But this February has been so cold that the restaurant scrambled to set up extra heaters outside the Craftsman-style house to keep diners and workers warm during the record-setting cold winter.

Tuesday, January 8, 2019

Heavy Winds Today

 - Strong winds were forecast for the Chicago area on Tuesday, with gusts of 50 mph possible.
The strongest winds were expected between 2 p.m. and 9 p.m., the National Weather Service said. Westward winds could increase to 20 or 35 mph, and gusts could reach up to 40 or 50 mph.
The wind advisory is in effect from 9 a.m. to 9 p.m. Tuesday, and covers Cook, DuPage,

Friday, November 16, 2018

Global Warming Strikes

was right
WASHINGTON — Here’s the part where we tell you what you already know: Thursday had far messier weather than people expected.

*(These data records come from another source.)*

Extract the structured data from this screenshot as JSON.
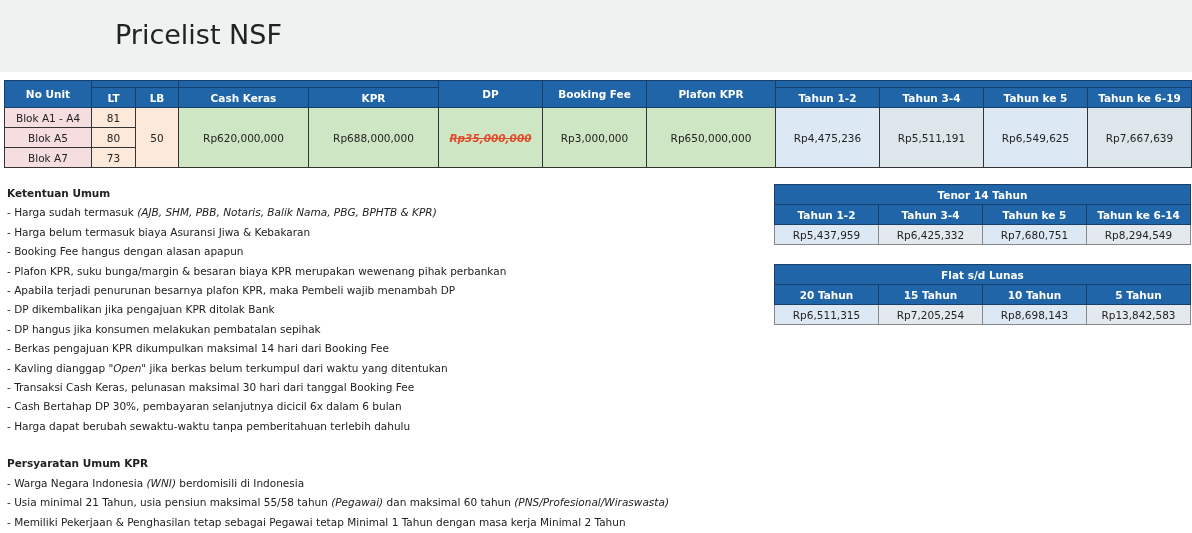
{
  "title": "Pricelist NSF",
  "price_table": {
    "columns": [
      "No Unit",
      "LT",
      "LB",
      "Cash Keras",
      "KPR",
      "DP",
      "Booking Fee",
      "Plafon KPR",
      "Tahun 1-2",
      "Tahun 3-4",
      "Tahun ke 5",
      "Tahun ke 6-19"
    ],
    "units": [
      {
        "name": "Blok A1 - A4",
        "lt": "81"
      },
      {
        "name": "Blok A5",
        "lt": "80"
      },
      {
        "name": "Blok A7",
        "lt": "73"
      }
    ],
    "lb": "50",
    "cash_keras": "Rp620,000,000",
    "kpr": "Rp688,000,000",
    "dp": {
      "text": "Rp35,000,000",
      "struck": true
    },
    "booking_fee": "Rp3,000,000",
    "plafon_kpr": "Rp650,000,000",
    "installments": [
      "Rp4,475,236",
      "Rp5,511,191",
      "Rp6,549,625",
      "Rp7,667,639"
    ]
  },
  "notes": [
    {
      "heading": "Ketentuan Umum",
      "lines": [
        "- Harga sudah termasuk *(AJB, SHM, PBB, Notaris, Balik Nama, PBG, BPHTB & KPR)*",
        "- Harga belum termasuk biaya Asuransi Jiwa & Kebakaran",
        "- Booking Fee hangus dengan alasan apapun",
        "- Plafon KPR, suku bunga/margin & besaran biaya KPR merupakan wewenang pihak perbankan",
        "- Apabila terjadi penurunan besarnya plafon KPR, maka Pembeli wajib menambah DP",
        "- DP dikembalikan jika pengajuan KPR ditolak Bank",
        "- DP hangus jika konsumen melakukan pembatalan sepihak",
        "- Berkas pengajuan KPR dikumpulkan maksimal 14 hari dari Booking Fee",
        "- Kavling dianggap \"*Open*\" jika berkas belum terkumpul dari waktu yang ditentukan",
        "- Transaksi Cash Keras, pelunasan maksimal 30 hari dari tanggal Booking Fee",
        "- Cash Bertahap DP 30%, pembayaran selanjutnya dicicil 6x dalam 6 bulan",
        "- Harga dapat berubah sewaktu-waktu tanpa pemberitahuan terlebih dahulu"
      ]
    },
    {
      "heading": "Persyaratan Umum KPR",
      "lines": [
        "- Warga Negara Indonesia *(WNI)* berdomisili di Indonesia",
        "- Usia minimal 21 Tahun, usia pensiun maksimal 55/58 tahun *(Pegawai)* dan maksimal 60 tahun *(PNS/Profesional/Wiraswasta)*",
        "- Memiliki Pekerjaan & Penghasilan tetap sebagai Pegawai tetap Minimal 1 Tahun dengan masa kerja Minimal 2 Tahun"
      ]
    }
  ],
  "side_tables": [
    {
      "title": "Tenor 14 Tahun",
      "columns": [
        "Tahun 1-2",
        "Tahun 3-4",
        "Tahun ke 5",
        "Tahun ke 6-14"
      ],
      "values": [
        "Rp5,437,959",
        "Rp6,425,332",
        "Rp7,680,751",
        "Rp8,294,549"
      ]
    },
    {
      "title": "Flat s/d Lunas",
      "columns": [
        "20 Tahun",
        "15 Tahun",
        "10 Tahun",
        "5 Tahun"
      ],
      "values": [
        "Rp6,511,315",
        "Rp7,205,254",
        "Rp8,698,143",
        "Rp13,842,583"
      ]
    }
  ]
}
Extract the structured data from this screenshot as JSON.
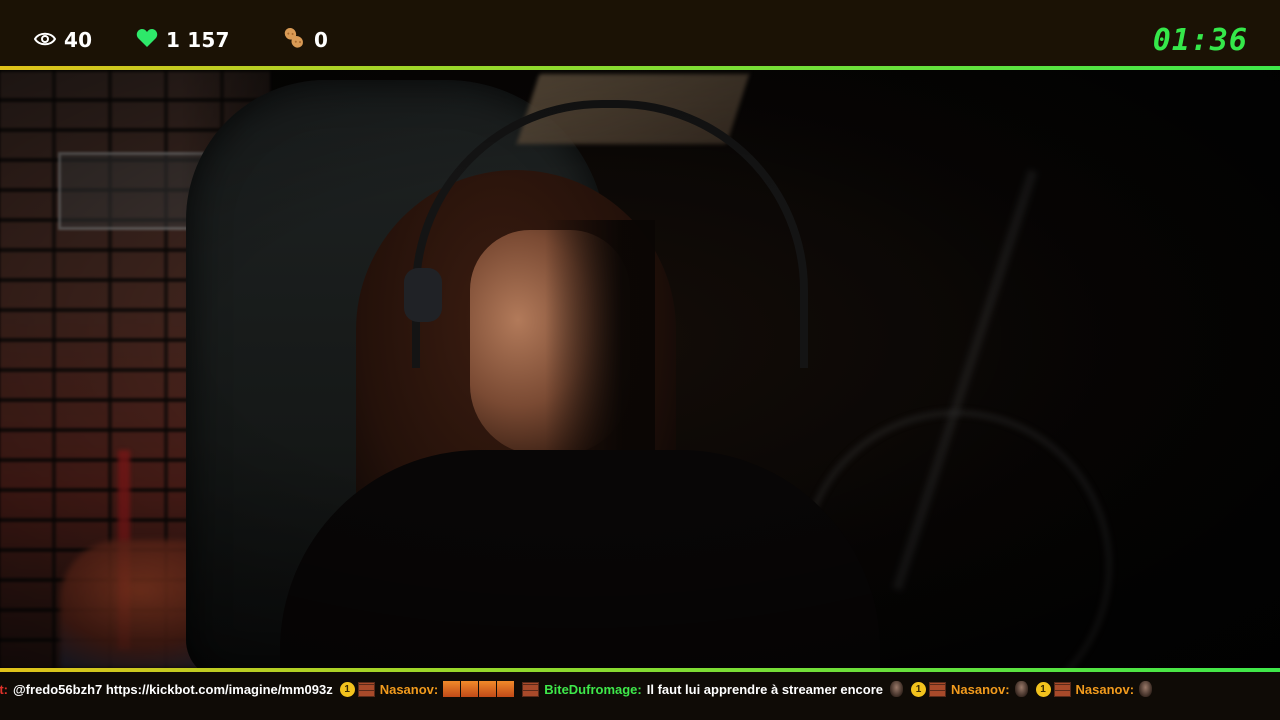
{
  "topbar": {
    "viewers": {
      "icon": "eye-icon",
      "value": "40"
    },
    "likes": {
      "icon": "heart-icon",
      "value": "1 157",
      "color": "#2ee86a"
    },
    "peanuts": {
      "icon": "peanut-icon",
      "value": "0"
    },
    "timer": "01:36",
    "accent_colors": [
      "#e0c21a",
      "#3ee84a"
    ]
  },
  "ticker": {
    "items": [
      {
        "user": "Bot:",
        "message": "@fredo56bzh7 https://kickbot.com/imagine/mm093z",
        "badges": [
          "coin-badge-1",
          "brick-badge"
        ]
      },
      {
        "user": "Nasanov:",
        "message": "",
        "emotes": 4,
        "badges": [
          "brick-badge"
        ]
      },
      {
        "user": "BiteDufromage:",
        "message": "Il faut lui apprendre à streamer encore",
        "badges": [
          "avatar-emote",
          "coin-badge-1",
          "brick-badge"
        ]
      },
      {
        "user": "Nasanov:",
        "message": "",
        "badges": [
          "avatar-emote",
          "coin-badge-1",
          "brick-badge"
        ]
      },
      {
        "user": "Nasanov:",
        "message": "",
        "badges": [
          "avatar-emote"
        ]
      }
    ],
    "coin_label": "1"
  }
}
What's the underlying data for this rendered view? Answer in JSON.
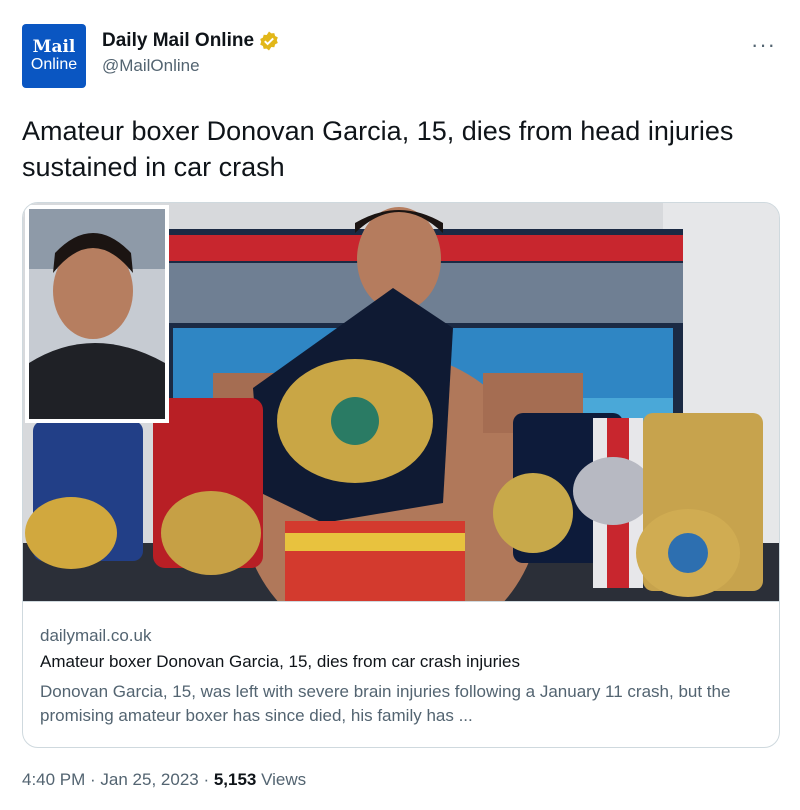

And many thought forecasters dropped the (snow)ball when it came to warning people how treacherous things were going to be.
But NBC Washington Storm Team4 meteorologists (WTOP’s news partners) weren’t wrong and had been sounding the alarm about how bad conditions could get.
“We’ve been talking about this for a week or so. I had it in my forecast over the weekend,” meteorologist Lauryn Ricketts told WTOP. “The thing is … did this storm over-perform? Yes it did. A little bit more cold air was around, so we had a little bit more snow — we still saw the wintry mix.”
That wintry mix started between 3 a.m. and 7 a.m., which was when it had been predicted to kick off.
What wasn’t fully anticipated was how much snow would stick to roads in the region, despite major traffic arteries being pre-treated.
On Twitter, Storm Team4 Meteorologist Doug Kammerer said, “(T)emps were 1 to 2 degrees cooler than predicted, meaning more of the snow able to stick on sidewalks and roads. We